[Items from a dataset]
◇ ◇ ◇ ◇ ◇ ◇ ◇

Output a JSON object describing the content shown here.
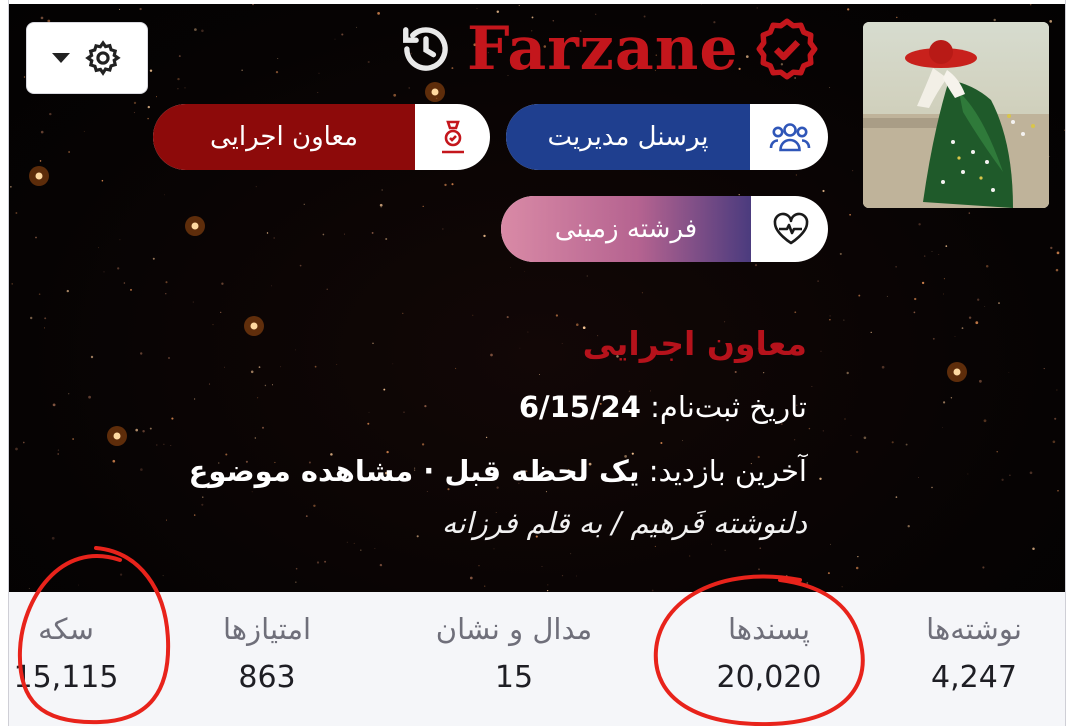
{
  "header": {
    "username": "Farzane",
    "settings_icon": "gear-icon",
    "history_icon": "history-icon",
    "verified_icon": "verified-badge-icon"
  },
  "badges": {
    "management": {
      "label": "پرسنل مدیریت",
      "icon": "users-icon",
      "color": "#1f3f8f"
    },
    "executive": {
      "label": "معاون اجرایی",
      "icon": "award-icon",
      "color": "#8d0a0a"
    },
    "angel": {
      "label": "فرشته زمینی",
      "icon": "heart-pulse-icon",
      "color": "#d07a9a"
    }
  },
  "profile": {
    "role": "معاون اجرایی",
    "joined_label": "تاریخ ثبت‌نام:",
    "joined_value": "6/15/24",
    "last_seen_label": "آخرین بازدید:",
    "last_seen_value": "یک لحظه قبل · مشاهده موضوع",
    "signature": "دلنوشته فَرهیم / به قلم فرزانه"
  },
  "stats": [
    {
      "key": "posts",
      "label": "نوشته‌ها",
      "value": "4,247"
    },
    {
      "key": "likes",
      "label": "پسندها",
      "value": "20,020"
    },
    {
      "key": "medals",
      "label": "مدال و نشان",
      "value": "15"
    },
    {
      "key": "points",
      "label": "امتیازها",
      "value": "863"
    },
    {
      "key": "coins",
      "label": "سکه",
      "value": "15,115"
    }
  ],
  "colors": {
    "brand_red": "#c4161c",
    "annotation_red": "#e8231b"
  }
}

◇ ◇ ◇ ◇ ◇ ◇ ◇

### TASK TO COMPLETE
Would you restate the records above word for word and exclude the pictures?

### RESPONSE TO THE EXERCISE
Output a JSON object describing the content shown here.
{
  "header": {
    "username": "Farzane",
    "settings_icon": "gear-icon",
    "history_icon": "history-icon",
    "verified_icon": "verified-badge-icon"
  },
  "badges": {
    "management": {
      "label": "پرسنل مدیریت",
      "icon": "users-icon",
      "color": "#1f3f8f"
    },
    "executive": {
      "label": "معاون اجرایی",
      "icon": "award-icon",
      "color": "#8d0a0a"
    },
    "angel": {
      "label": "فرشته زمینی",
      "icon": "heart-pulse-icon",
      "color": "#d07a9a"
    }
  },
  "profile": {
    "role": "معاون اجرایی",
    "joined_label": "تاریخ ثبت‌نام:",
    "joined_value": "6/15/24",
    "last_seen_label": "آخرین بازدید:",
    "last_seen_value": "یک لحظه قبل · مشاهده موضوع",
    "signature": "دلنوشته فَرهیم / به قلم فرزانه"
  },
  "stats": [
    {
      "key": "posts",
      "label": "نوشته‌ها",
      "value": "4,247"
    },
    {
      "key": "likes",
      "label": "پسندها",
      "value": "20,020"
    },
    {
      "key": "medals",
      "label": "مدال و نشان",
      "value": "15"
    },
    {
      "key": "points",
      "label": "امتیازها",
      "value": "863"
    },
    {
      "key": "coins",
      "label": "سکه",
      "value": "15,115"
    }
  ],
  "colors": {
    "brand_red": "#c4161c",
    "annotation_red": "#e8231b"
  }
}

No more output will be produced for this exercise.